▶ [What is expected]:
Reproduce all the lines below exactly and omit the images.
☆ ☆ ☆ ☆ ☆
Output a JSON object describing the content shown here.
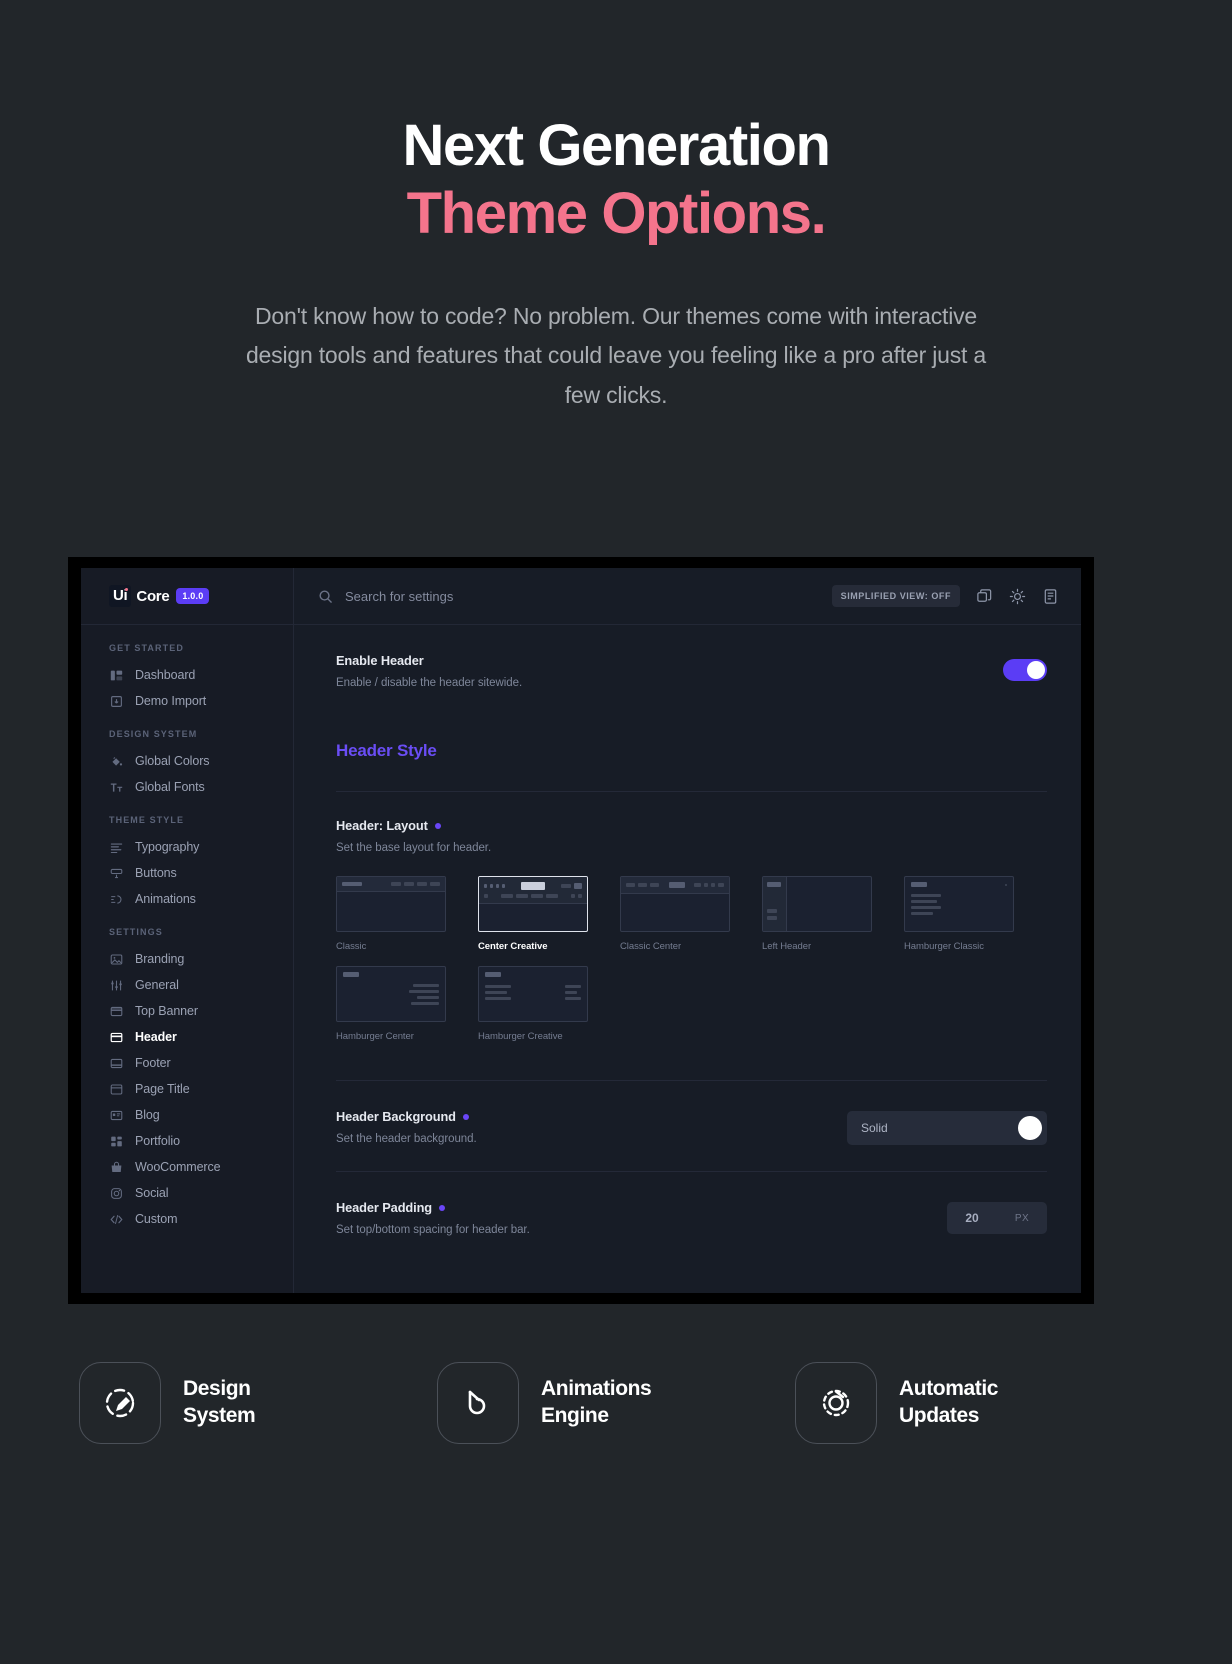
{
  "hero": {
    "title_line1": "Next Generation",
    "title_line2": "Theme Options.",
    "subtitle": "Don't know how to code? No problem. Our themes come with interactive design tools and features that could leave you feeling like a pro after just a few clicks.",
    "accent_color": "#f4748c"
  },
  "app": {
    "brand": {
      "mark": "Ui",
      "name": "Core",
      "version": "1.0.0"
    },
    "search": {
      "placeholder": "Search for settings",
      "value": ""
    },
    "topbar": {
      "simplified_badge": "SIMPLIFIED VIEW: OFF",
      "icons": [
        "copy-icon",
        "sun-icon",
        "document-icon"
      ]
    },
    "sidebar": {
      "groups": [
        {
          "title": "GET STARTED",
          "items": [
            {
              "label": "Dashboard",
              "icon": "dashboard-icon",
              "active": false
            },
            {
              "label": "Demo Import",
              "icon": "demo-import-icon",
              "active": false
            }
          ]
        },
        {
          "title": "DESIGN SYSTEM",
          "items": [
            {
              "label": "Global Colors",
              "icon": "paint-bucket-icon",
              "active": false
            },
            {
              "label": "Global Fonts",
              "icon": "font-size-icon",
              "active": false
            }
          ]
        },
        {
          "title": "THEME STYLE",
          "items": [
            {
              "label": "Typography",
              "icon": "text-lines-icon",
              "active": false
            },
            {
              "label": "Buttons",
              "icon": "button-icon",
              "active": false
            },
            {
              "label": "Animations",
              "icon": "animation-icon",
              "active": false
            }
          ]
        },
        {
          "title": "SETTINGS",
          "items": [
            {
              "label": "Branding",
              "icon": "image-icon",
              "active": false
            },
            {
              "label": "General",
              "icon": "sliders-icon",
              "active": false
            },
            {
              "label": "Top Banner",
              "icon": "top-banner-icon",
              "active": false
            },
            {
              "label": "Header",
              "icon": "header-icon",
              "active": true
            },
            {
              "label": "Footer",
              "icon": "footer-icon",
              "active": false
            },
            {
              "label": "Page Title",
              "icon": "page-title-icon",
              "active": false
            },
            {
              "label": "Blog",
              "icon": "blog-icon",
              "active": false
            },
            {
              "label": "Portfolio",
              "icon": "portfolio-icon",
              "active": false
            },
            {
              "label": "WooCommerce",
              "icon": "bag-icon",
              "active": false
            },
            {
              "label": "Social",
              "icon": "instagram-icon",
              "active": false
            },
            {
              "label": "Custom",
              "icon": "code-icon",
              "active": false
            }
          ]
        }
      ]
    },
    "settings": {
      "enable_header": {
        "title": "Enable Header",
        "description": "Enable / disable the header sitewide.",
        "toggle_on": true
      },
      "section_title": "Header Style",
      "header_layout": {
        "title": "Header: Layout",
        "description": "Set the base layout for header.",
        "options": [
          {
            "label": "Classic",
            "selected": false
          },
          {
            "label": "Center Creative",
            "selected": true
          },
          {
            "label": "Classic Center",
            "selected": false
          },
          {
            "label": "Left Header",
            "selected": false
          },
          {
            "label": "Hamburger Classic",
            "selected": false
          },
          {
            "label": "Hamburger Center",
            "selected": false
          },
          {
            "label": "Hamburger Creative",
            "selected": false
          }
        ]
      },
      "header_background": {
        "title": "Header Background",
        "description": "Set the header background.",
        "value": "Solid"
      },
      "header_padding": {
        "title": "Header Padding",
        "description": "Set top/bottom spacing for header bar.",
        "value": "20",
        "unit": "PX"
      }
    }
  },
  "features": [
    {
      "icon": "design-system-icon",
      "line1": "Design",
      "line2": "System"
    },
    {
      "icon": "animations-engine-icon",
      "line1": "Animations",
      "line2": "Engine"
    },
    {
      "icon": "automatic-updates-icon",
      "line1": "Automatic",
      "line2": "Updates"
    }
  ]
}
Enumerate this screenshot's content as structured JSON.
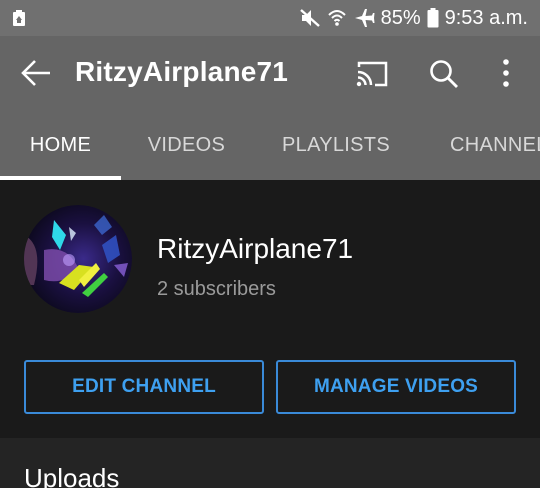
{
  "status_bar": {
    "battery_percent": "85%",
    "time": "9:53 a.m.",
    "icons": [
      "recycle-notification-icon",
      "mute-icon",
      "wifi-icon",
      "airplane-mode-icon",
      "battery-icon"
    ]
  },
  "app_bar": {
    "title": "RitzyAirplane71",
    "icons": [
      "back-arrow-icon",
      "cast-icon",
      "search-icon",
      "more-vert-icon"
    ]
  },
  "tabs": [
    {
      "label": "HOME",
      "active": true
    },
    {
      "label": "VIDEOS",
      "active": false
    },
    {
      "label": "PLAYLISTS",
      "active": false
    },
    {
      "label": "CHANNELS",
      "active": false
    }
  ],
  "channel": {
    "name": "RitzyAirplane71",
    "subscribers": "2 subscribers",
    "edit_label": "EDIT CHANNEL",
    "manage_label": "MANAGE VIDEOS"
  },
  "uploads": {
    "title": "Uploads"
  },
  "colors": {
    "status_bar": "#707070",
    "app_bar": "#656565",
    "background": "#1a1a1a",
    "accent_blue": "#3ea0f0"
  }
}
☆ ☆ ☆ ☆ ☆
▶ [Response]:
Output a JSON object describing the content shown here.
{
  "hero": {
    "title_line1": "Next Generation",
    "title_line2": "Theme Options.",
    "subtitle": "Don't know how to code? No problem. Our themes come with interactive design tools and features that could leave you feeling like a pro after just a few clicks.",
    "accent_color": "#f4748c"
  },
  "app": {
    "brand": {
      "mark": "Ui",
      "name": "Core",
      "version": "1.0.0"
    },
    "search": {
      "placeholder": "Search for settings",
      "value": ""
    },
    "topbar": {
      "simplified_badge": "SIMPLIFIED VIEW: OFF",
      "icons": [
        "copy-icon",
        "sun-icon",
        "document-icon"
      ]
    },
    "sidebar": {
      "groups": [
        {
          "title": "GET STARTED",
          "items": [
            {
              "label": "Dashboard",
              "icon": "dashboard-icon",
              "active": false
            },
            {
              "label": "Demo Import",
              "icon": "demo-import-icon",
              "active": false
            }
          ]
        },
        {
          "title": "DESIGN SYSTEM",
          "items": [
            {
              "label": "Global Colors",
              "icon": "paint-bucket-icon",
              "active": false
            },
            {
              "label": "Global Fonts",
              "icon": "font-size-icon",
              "active": false
            }
          ]
        },
        {
          "title": "THEME STYLE",
          "items": [
            {
              "label": "Typography",
              "icon": "text-lines-icon",
              "active": false
            },
            {
              "label": "Buttons",
              "icon": "button-icon",
              "active": false
            },
            {
              "label": "Animations",
              "icon": "animation-icon",
              "active": false
            }
          ]
        },
        {
          "title": "SETTINGS",
          "items": [
            {
              "label": "Branding",
              "icon": "image-icon",
              "active": false
            },
            {
              "label": "General",
              "icon": "sliders-icon",
              "active": false
            },
            {
              "label": "Top Banner",
              "icon": "top-banner-icon",
              "active": false
            },
            {
              "label": "Header",
              "icon": "header-icon",
              "active": true
            },
            {
              "label": "Footer",
              "icon": "footer-icon",
              "active": false
            },
            {
              "label": "Page Title",
              "icon": "page-title-icon",
              "active": false
            },
            {
              "label": "Blog",
              "icon": "blog-icon",
              "active": false
            },
            {
              "label": "Portfolio",
              "icon": "portfolio-icon",
              "active": false
            },
            {
              "label": "WooCommerce",
              "icon": "bag-icon",
              "active": false
            },
            {
              "label": "Social",
              "icon": "instagram-icon",
              "active": false
            },
            {
              "label": "Custom",
              "icon": "code-icon",
              "active": false
            }
          ]
        }
      ]
    },
    "settings": {
      "enable_header": {
        "title": "Enable Header",
        "description": "Enable / disable the header sitewide.",
        "toggle_on": true
      },
      "section_title": "Header Style",
      "header_layout": {
        "title": "Header: Layout",
        "description": "Set the base layout for header.",
        "options": [
          {
            "label": "Classic",
            "selected": false
          },
          {
            "label": "Center Creative",
            "selected": true
          },
          {
            "label": "Classic Center",
            "selected": false
          },
          {
            "label": "Left Header",
            "selected": false
          },
          {
            "label": "Hamburger Classic",
            "selected": false
          },
          {
            "label": "Hamburger Center",
            "selected": false
          },
          {
            "label": "Hamburger Creative",
            "selected": false
          }
        ]
      },
      "header_background": {
        "title": "Header Background",
        "description": "Set the header background.",
        "value": "Solid"
      },
      "header_padding": {
        "title": "Header Padding",
        "description": "Set top/bottom spacing for header bar.",
        "value": "20",
        "unit": "PX"
      }
    }
  },
  "features": [
    {
      "icon": "design-system-icon",
      "line1": "Design",
      "line2": "System"
    },
    {
      "icon": "animations-engine-icon",
      "line1": "Animations",
      "line2": "Engine"
    },
    {
      "icon": "automatic-updates-icon",
      "line1": "Automatic",
      "line2": "Updates"
    }
  ]
}
Enumerate this screenshot's content as structured JSON.
{
  "status_bar": {
    "battery_percent": "85%",
    "time": "9:53 a.m.",
    "icons": [
      "recycle-notification-icon",
      "mute-icon",
      "wifi-icon",
      "airplane-mode-icon",
      "battery-icon"
    ]
  },
  "app_bar": {
    "title": "RitzyAirplane71",
    "icons": [
      "back-arrow-icon",
      "cast-icon",
      "search-icon",
      "more-vert-icon"
    ]
  },
  "tabs": [
    {
      "label": "HOME",
      "active": true
    },
    {
      "label": "VIDEOS",
      "active": false
    },
    {
      "label": "PLAYLISTS",
      "active": false
    },
    {
      "label": "CHANNELS",
      "active": false
    }
  ],
  "channel": {
    "name": "RitzyAirplane71",
    "subscribers": "2 subscribers",
    "edit_label": "EDIT CHANNEL",
    "manage_label": "MANAGE VIDEOS"
  },
  "uploads": {
    "title": "Uploads"
  },
  "colors": {
    "status_bar": "#707070",
    "app_bar": "#656565",
    "background": "#1a1a1a",
    "accent_blue": "#3ea0f0"
  }
}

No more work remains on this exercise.